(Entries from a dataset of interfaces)
• • • •

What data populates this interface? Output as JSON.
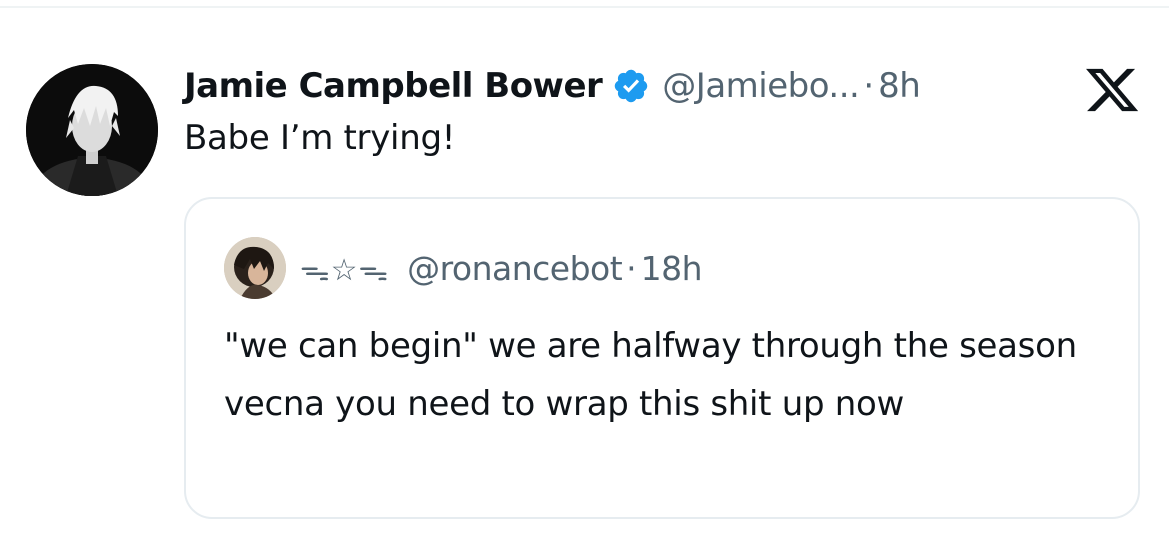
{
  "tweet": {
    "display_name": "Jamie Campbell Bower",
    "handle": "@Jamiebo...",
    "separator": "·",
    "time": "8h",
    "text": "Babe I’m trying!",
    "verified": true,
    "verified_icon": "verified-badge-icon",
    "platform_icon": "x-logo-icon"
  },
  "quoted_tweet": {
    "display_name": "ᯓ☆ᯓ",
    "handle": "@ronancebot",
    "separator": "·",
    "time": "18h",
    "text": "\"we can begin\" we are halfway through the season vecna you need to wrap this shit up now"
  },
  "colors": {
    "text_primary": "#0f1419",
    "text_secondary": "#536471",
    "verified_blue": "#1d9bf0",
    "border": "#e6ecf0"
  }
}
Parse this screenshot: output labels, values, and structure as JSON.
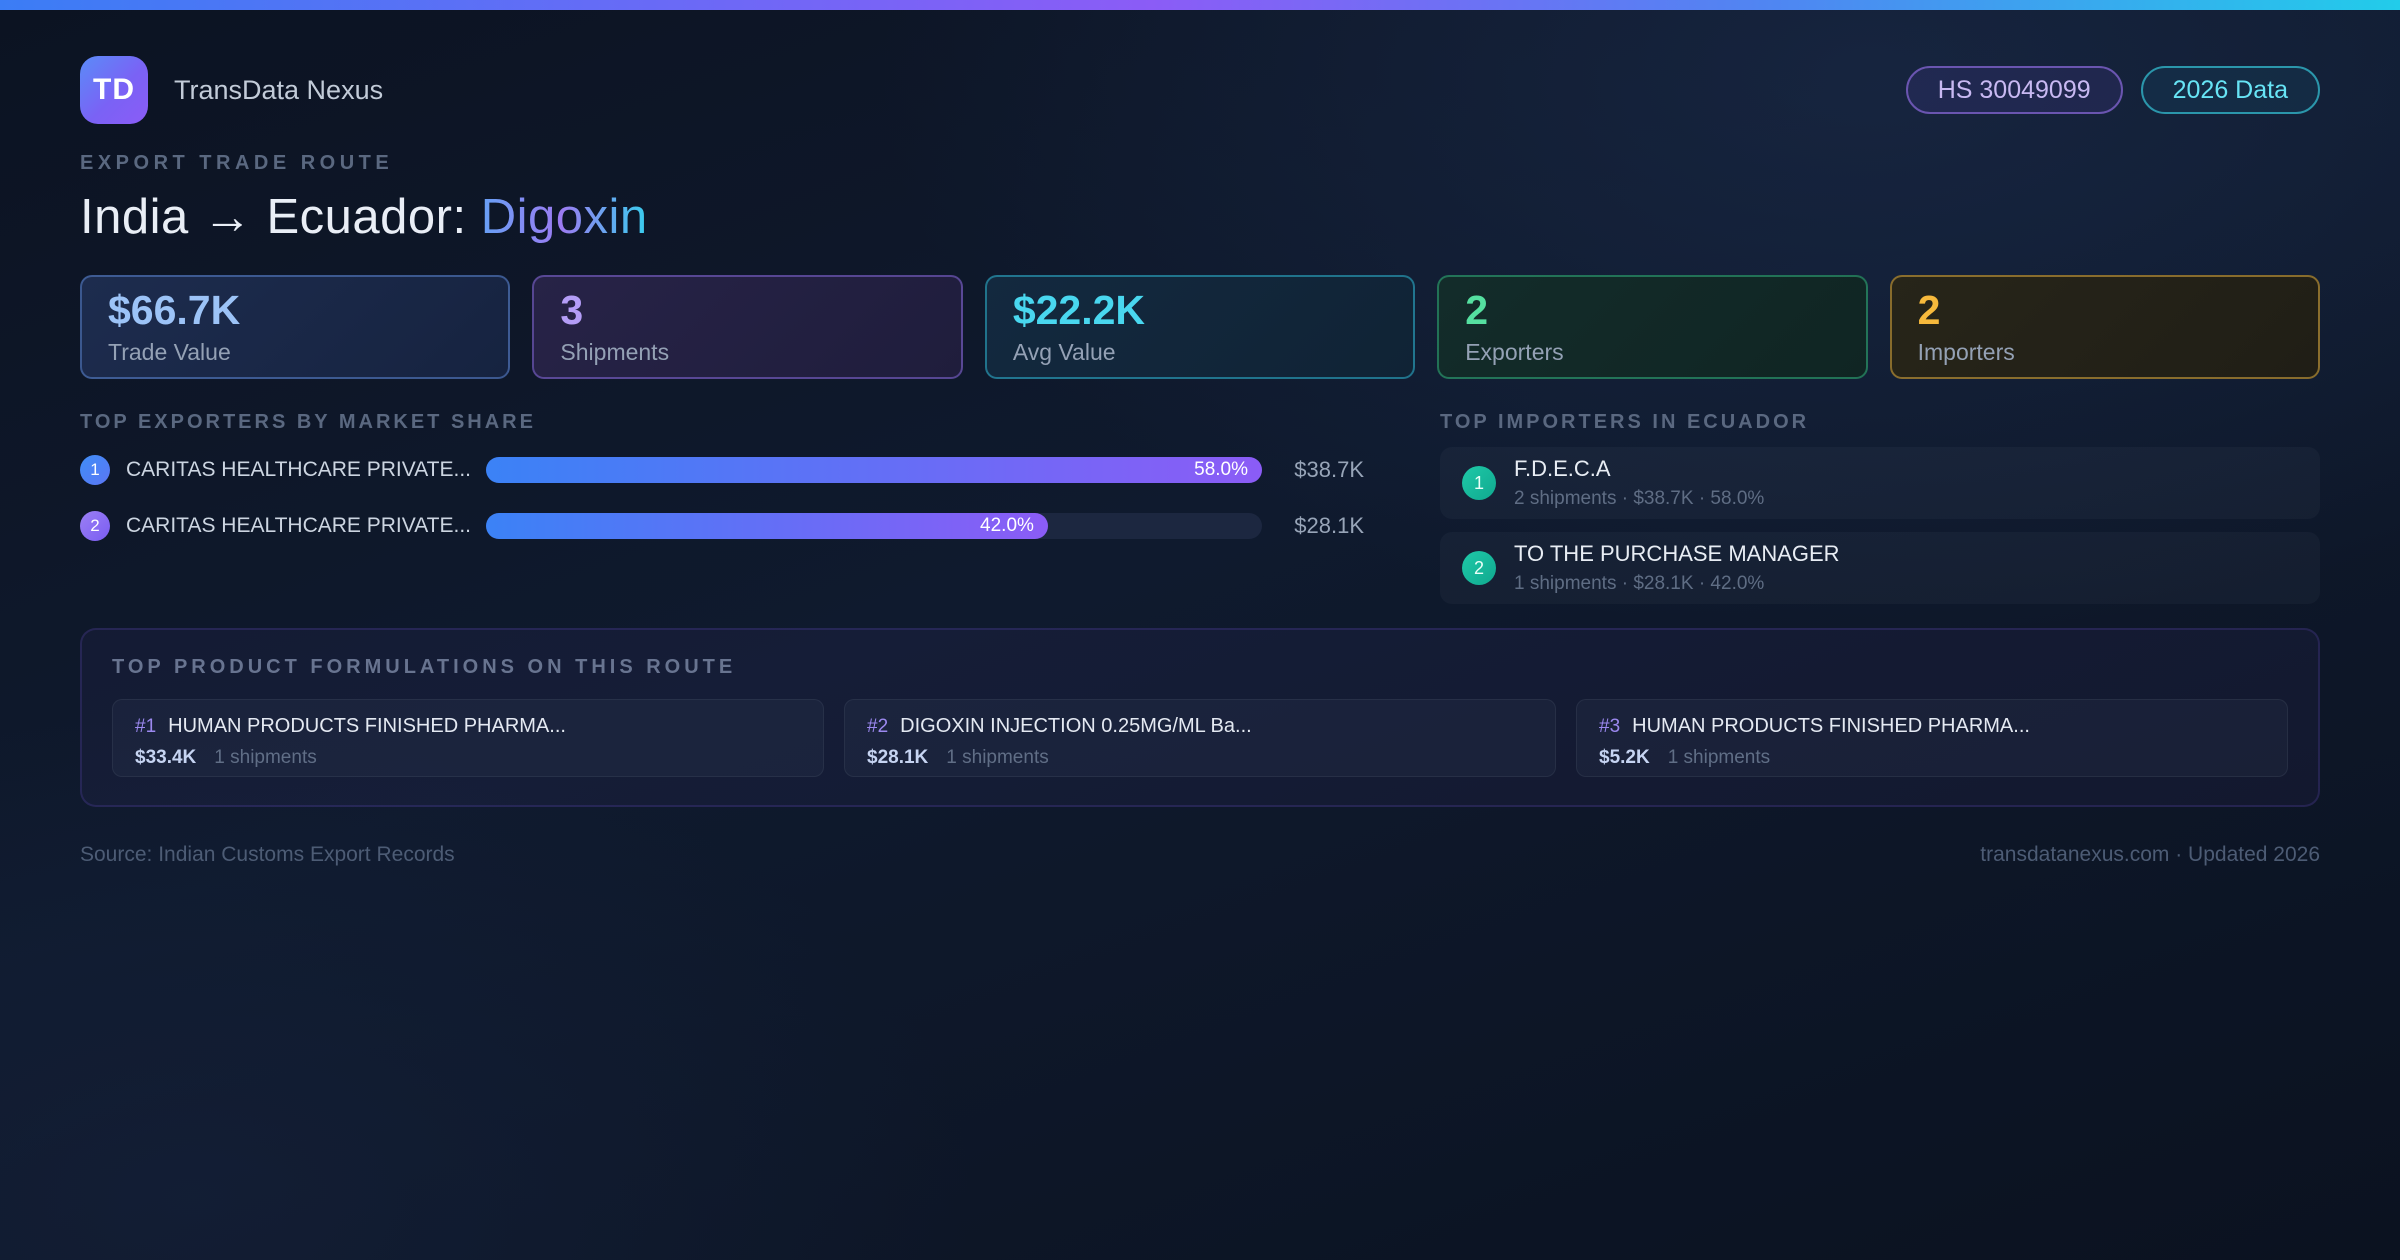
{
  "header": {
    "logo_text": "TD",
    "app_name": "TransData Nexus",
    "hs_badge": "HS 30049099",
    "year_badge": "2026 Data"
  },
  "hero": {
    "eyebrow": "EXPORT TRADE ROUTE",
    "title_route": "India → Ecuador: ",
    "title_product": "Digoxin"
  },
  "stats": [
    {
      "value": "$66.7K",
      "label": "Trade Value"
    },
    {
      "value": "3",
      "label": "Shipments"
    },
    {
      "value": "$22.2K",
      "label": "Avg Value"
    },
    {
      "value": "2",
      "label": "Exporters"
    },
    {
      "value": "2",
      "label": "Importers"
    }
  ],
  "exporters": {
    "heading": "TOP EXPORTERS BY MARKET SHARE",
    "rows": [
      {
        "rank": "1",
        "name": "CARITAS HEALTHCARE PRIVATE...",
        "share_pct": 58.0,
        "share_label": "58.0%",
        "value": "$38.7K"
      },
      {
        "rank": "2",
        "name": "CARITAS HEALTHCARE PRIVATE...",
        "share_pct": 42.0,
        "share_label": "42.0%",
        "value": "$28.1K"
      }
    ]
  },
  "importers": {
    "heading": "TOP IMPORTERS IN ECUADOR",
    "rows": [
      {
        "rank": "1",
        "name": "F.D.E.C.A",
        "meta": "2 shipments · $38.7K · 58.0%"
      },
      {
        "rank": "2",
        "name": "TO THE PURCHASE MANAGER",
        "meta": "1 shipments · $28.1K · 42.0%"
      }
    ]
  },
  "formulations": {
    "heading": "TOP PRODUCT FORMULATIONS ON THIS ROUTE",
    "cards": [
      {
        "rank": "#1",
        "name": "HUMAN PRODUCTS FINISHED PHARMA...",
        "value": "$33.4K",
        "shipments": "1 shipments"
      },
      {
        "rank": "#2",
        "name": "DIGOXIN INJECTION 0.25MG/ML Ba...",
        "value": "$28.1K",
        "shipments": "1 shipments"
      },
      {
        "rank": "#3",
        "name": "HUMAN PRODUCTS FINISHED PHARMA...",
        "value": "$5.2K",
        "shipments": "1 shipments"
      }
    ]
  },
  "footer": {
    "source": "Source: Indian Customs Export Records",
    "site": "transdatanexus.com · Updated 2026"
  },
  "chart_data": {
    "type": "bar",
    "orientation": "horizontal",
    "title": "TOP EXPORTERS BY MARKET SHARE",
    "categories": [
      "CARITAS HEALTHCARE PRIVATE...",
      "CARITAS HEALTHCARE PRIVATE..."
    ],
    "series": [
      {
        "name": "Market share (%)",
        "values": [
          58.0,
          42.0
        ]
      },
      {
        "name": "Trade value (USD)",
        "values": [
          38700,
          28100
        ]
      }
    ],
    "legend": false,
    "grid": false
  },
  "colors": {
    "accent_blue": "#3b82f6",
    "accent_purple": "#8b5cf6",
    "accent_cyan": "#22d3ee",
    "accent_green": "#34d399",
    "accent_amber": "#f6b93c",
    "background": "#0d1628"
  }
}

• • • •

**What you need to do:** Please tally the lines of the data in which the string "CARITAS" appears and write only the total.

**Written answer:** 4